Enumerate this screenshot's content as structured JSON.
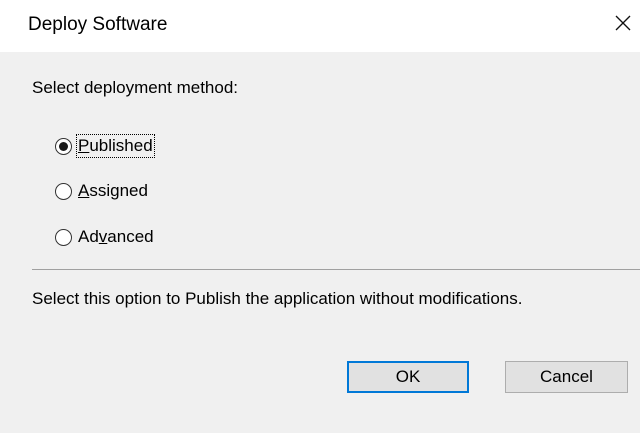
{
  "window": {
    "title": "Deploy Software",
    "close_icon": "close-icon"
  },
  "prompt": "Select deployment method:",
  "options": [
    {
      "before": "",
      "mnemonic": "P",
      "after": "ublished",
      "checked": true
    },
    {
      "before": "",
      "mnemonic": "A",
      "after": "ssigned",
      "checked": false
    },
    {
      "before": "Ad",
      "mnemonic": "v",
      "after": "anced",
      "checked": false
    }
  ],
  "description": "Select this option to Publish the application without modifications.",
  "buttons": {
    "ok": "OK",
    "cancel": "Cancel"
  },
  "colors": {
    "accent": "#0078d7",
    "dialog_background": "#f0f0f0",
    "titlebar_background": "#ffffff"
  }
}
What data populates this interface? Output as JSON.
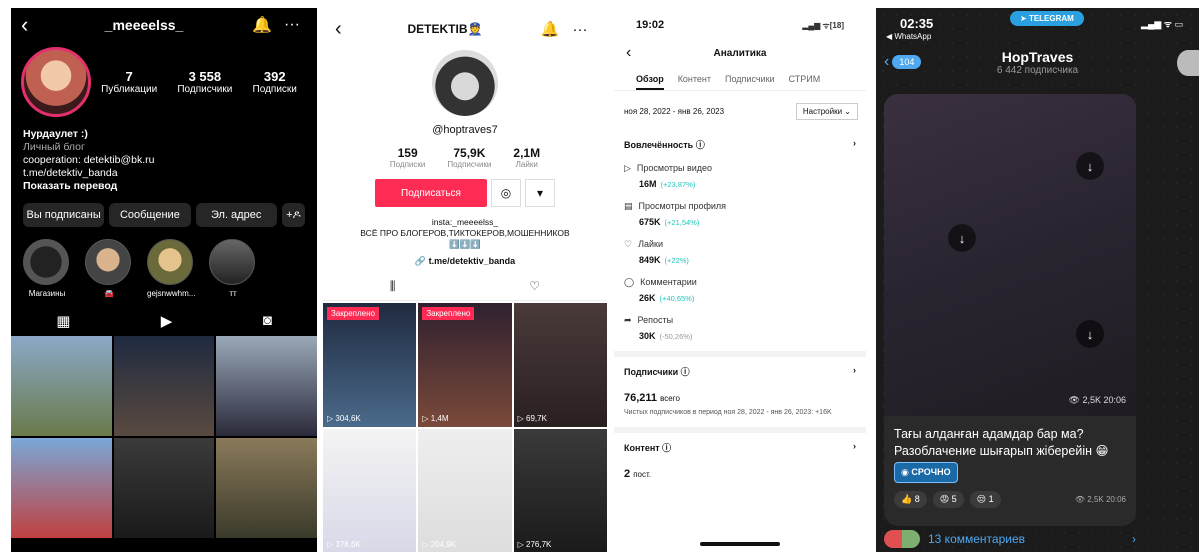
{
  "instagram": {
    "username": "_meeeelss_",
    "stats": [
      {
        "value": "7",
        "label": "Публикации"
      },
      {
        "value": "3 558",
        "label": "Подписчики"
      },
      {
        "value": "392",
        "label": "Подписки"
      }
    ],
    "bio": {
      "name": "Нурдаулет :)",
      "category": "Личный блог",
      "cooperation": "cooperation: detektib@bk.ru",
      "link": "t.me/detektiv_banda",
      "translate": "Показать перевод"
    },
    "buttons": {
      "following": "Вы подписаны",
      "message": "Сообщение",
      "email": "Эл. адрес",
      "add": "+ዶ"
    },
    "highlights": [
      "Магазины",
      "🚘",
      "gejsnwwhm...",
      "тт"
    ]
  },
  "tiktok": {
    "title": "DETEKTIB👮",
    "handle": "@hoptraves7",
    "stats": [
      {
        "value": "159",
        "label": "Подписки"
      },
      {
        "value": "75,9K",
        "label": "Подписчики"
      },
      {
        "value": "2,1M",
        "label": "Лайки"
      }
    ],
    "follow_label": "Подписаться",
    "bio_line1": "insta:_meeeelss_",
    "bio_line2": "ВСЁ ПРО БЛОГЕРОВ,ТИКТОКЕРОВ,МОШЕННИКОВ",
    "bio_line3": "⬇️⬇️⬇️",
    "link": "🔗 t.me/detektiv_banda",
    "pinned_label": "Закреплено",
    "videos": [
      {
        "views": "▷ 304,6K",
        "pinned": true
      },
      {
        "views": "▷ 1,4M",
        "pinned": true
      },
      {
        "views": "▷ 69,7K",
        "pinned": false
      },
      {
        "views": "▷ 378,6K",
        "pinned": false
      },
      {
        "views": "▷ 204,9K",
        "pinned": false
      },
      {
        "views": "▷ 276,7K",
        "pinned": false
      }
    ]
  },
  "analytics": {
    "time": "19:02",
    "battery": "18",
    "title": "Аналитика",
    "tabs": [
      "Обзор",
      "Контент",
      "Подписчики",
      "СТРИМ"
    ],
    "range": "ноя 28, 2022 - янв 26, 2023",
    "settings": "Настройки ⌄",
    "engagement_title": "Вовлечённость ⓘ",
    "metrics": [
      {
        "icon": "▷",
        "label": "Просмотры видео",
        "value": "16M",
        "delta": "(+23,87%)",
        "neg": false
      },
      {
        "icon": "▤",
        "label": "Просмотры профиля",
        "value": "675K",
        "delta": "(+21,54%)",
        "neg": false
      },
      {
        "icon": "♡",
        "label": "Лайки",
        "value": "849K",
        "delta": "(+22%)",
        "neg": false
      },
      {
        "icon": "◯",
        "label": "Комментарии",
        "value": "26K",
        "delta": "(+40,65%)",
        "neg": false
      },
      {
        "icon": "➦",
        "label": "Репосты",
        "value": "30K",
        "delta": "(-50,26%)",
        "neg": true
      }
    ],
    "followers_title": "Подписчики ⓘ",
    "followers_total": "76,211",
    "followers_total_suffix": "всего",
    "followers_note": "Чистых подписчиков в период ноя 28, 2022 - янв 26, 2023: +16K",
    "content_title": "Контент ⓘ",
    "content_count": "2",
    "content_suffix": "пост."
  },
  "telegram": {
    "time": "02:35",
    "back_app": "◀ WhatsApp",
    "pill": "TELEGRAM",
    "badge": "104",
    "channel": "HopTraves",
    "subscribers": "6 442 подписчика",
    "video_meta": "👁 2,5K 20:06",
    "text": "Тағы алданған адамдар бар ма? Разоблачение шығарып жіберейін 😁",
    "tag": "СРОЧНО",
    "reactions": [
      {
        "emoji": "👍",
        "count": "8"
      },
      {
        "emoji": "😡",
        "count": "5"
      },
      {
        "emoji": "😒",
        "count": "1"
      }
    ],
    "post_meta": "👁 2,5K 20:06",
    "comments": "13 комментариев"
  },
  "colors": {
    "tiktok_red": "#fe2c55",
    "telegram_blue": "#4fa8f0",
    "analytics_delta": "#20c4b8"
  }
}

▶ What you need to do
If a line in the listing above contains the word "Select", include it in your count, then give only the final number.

▶ Expected answer
2